I was disappointed in the one Dead show I saw (MSG, maybe 1990?) but loved his work with the Dead, JGB/JGAB, and of course the Jerry & David [and Tony!] stuff. Old and In the Way came to me later, and then Legion of Mary, which was so mind-blowing to me as the bridge between the Dead and the JGB work.

What I admired most about him wasn't his incredible artistic prowess (musical and visual). That level of talent and creativity is a gift that is beyond human reckoning. It was his creative open-ness. Listen to old interviews where he's talking about what he's listening to at the time, and ask yourself who else was listening to the same stuff. Then think about what he did with it, say eventually working with Merle Saunders. It is just incredible to see how deftly Jerry moved through boundaries.

And BTW, most of the Deadheads I know absolutely appreciate that banjo was Jerry's first instrument, and that the set list almost always had some "pd-trad" tunes often found in the old time and bluegrass bands' playlists.

We Miss You Jerry.

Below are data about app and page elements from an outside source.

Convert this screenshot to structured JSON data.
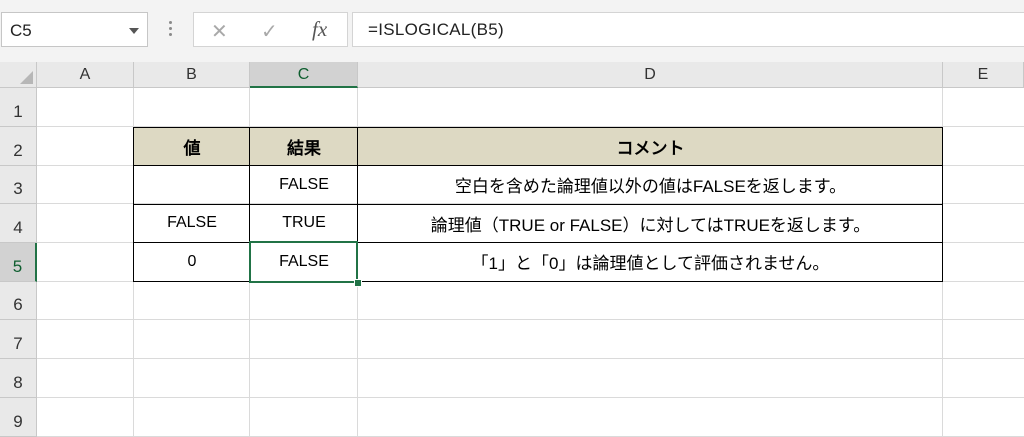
{
  "formula_bar": {
    "name_box": "C5",
    "cancel_icon": "✕",
    "enter_icon": "✓",
    "fx_label": "fx",
    "formula": "=ISLOGICAL(B5)"
  },
  "columns": [
    "A",
    "B",
    "C",
    "D",
    "E"
  ],
  "rows": [
    "1",
    "2",
    "3",
    "4",
    "5",
    "6",
    "7",
    "8",
    "9"
  ],
  "selected_cell": "C5",
  "table": {
    "header": {
      "value": "値",
      "result": "結果",
      "comment": "コメント"
    },
    "header_fill": "#ddd9c3",
    "rows": [
      {
        "value": "",
        "result": "FALSE",
        "comment": "空白を含めた論理値以外の値はFALSEを返します。"
      },
      {
        "value": "FALSE",
        "result": "TRUE",
        "comment": "論理値（TRUE or FALSE）に対してはTRUEを返します。"
      },
      {
        "value": "0",
        "result": "FALSE",
        "comment": "「1」と「0」は論理値として評価されません。"
      }
    ]
  },
  "colors": {
    "accent": "#217346",
    "header_bg": "#e9e9e9",
    "header_selected_bg": "#d2d2d2"
  }
}
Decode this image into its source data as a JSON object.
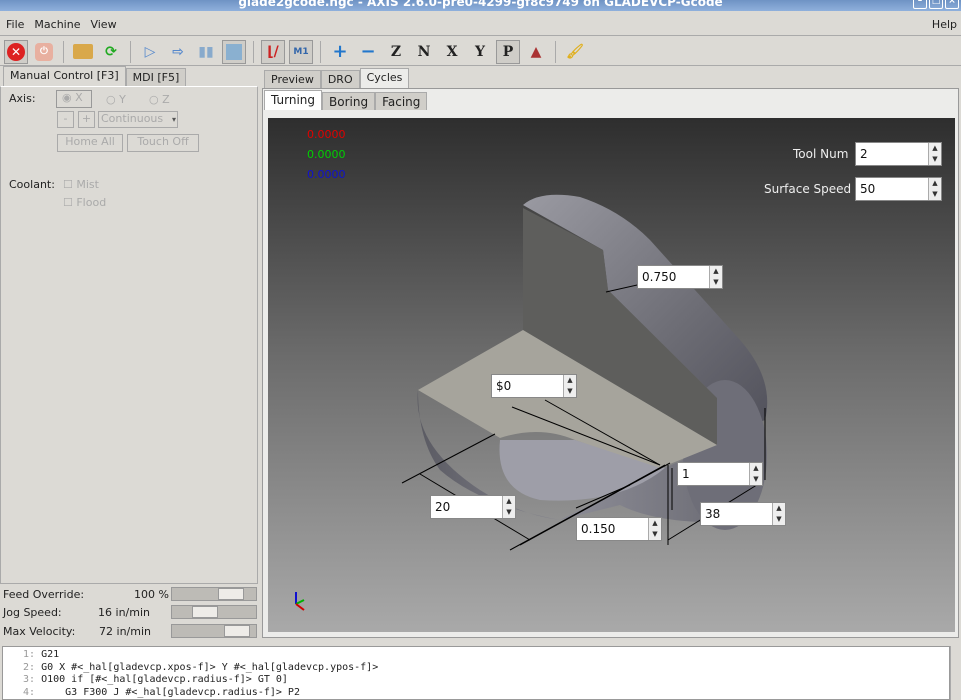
{
  "window": {
    "title": "glade2gcode.ngc - AXIS 2.6.0-pre0-4299-gf8c9749 on GLADEVCP-Gcode"
  },
  "menu": {
    "file": "File",
    "machine": "Machine",
    "view": "View",
    "help": "Help"
  },
  "toolbar": [
    {
      "icon": "estop-icon"
    },
    {
      "icon": "power-icon"
    },
    {
      "icon": "open-folder-icon"
    },
    {
      "icon": "reload-icon"
    },
    {
      "icon": "run-icon"
    },
    {
      "icon": "step-icon"
    },
    {
      "icon": "pause-icon"
    },
    {
      "icon": "stop-icon"
    },
    {
      "icon": "block-delete-icon"
    },
    {
      "icon": "optional-stop-icon"
    },
    {
      "icon": "zoom-in-icon"
    },
    {
      "icon": "zoom-out-icon"
    },
    {
      "icon": "view-z-icon"
    },
    {
      "icon": "view-z2-icon"
    },
    {
      "icon": "view-x-icon"
    },
    {
      "icon": "view-y-icon"
    },
    {
      "icon": "view-p-icon"
    },
    {
      "icon": "rotate-view-icon"
    },
    {
      "icon": "clear-plot-icon"
    }
  ],
  "left": {
    "tabs": [
      "Manual Control [F3]",
      "MDI [F5]"
    ],
    "axis_label": "Axis:",
    "axes": [
      "X",
      "Y",
      "Z"
    ],
    "selected_axis": "X",
    "jog_minus": "-",
    "jog_plus": "+",
    "jog_mode": "Continuous",
    "home_all": "Home All",
    "touch_off": "Touch Off",
    "coolant_label": "Coolant:",
    "mist": "Mist",
    "flood": "Flood",
    "feed_override_label": "Feed Override:",
    "feed_override": "100 %",
    "feed_override_frac": 0.8,
    "jog_speed_label": "Jog Speed:",
    "jog_speed": "16 in/min",
    "jog_speed_frac": 0.35,
    "max_velocity_label": "Max Velocity:",
    "max_velocity": "72 in/min",
    "max_velocity_frac": 0.9
  },
  "right": {
    "tabs": [
      "Preview",
      "DRO",
      "Cycles"
    ],
    "active_tab": "Cycles",
    "subtabs": [
      "Turning",
      "Boring",
      "Facing"
    ],
    "active_subtab": "Turning",
    "dro": [
      "0.0000",
      "0.0000",
      "0.0000"
    ],
    "tool_num_label": "Tool Num",
    "tool_num": "2",
    "surface_speed_label": "Surface Speed",
    "surface_speed": "50",
    "fields": {
      "radius": "0.750",
      "start": "$0",
      "depth": "1",
      "length": "20",
      "feed": "0.150",
      "diameter": "38"
    }
  },
  "colors": {
    "x": "#e00000",
    "y": "#00d000",
    "z": "#1010d0"
  },
  "code": [
    {
      "n": "1:",
      "t": "G21"
    },
    {
      "n": "2:",
      "t": "G0 X #<_hal[gladevcp.xpos-f]> Y #<_hal[gladevcp.ypos-f]>"
    },
    {
      "n": "3:",
      "t": "O100 if [#<_hal[gladevcp.radius-f]> GT 0]"
    },
    {
      "n": "4:",
      "t": "    G3 F300 J #<_hal[gladevcp.radius-f]> P2"
    }
  ]
}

Aug-09-2011, 12:26am
My band played our regular Monday night gig last week, Jerry's birthday, and I made a point of wearing a black T-shirt. I also suggested to the guitarist and lead singer we do a Dead song as a tribute (we do "Truckin'" and "Friend Of The Devil," neither all that often, so they were due for a turn anyway). Before we started I told the crowd we were dedicating the show to the memory of Jerry Garcia, and "tonight's show is brought to you by the letter J" - and he added "and the number 69," which is how old he would have been. Nice pickup there, especially from a thirty-something guy. But somehow neither came up. :(

So tonight I wore a black T-shirt again, hoping to work in a song to commemorate his passing. As it turned out, about 20 minutes before the end I was just about to suggest this when a kid came up tipped us, and requested a Dead song. Perfect. So we launched into "Truckin'." Had a good time with it, quoted "Dark Star" like I usually try to do, and sent some of that wonder-filled music on out to the night air, and hopefully some echoes landed within earshot of his spirit. I can only hope. :mandosmiley:

William Smith
Aug-09-2011, 3:47am
I was at work when I got the tragic news,,,very bummed,,I just seen em a little bit back at the Pittsburgh "Rain Show",I think they had 2 showes after that and it was over!,whoever was there at that concert can't deney the power of the Dead! They made it rain! Billy:grin:

Ronny Stecher
Aug-17-2011, 8:46pm
Did any politicians wish him a Happy Birthday?.......


Ripple rehearsal with The Dawg

Aug-17-2011, 9:06pm
I took a few Bluegrass Banjo lesson from Mr Garcia in Palo Alto in 1961 or so.
He taught at the Dana Morgan music store in Palo Alto CA.
At that time he had not (nor had I) experimented with drugs yet.
I don't recall speaking to him about Rock music during that time.
Garcia was swept away by American roots music then and particularly Earl Scruggs and Billy Ray from the "Colonels".
I never stuck with the banjo and it wasn't until several years later that I realized that the guy in The Grateful Dead had been my banjo teacher.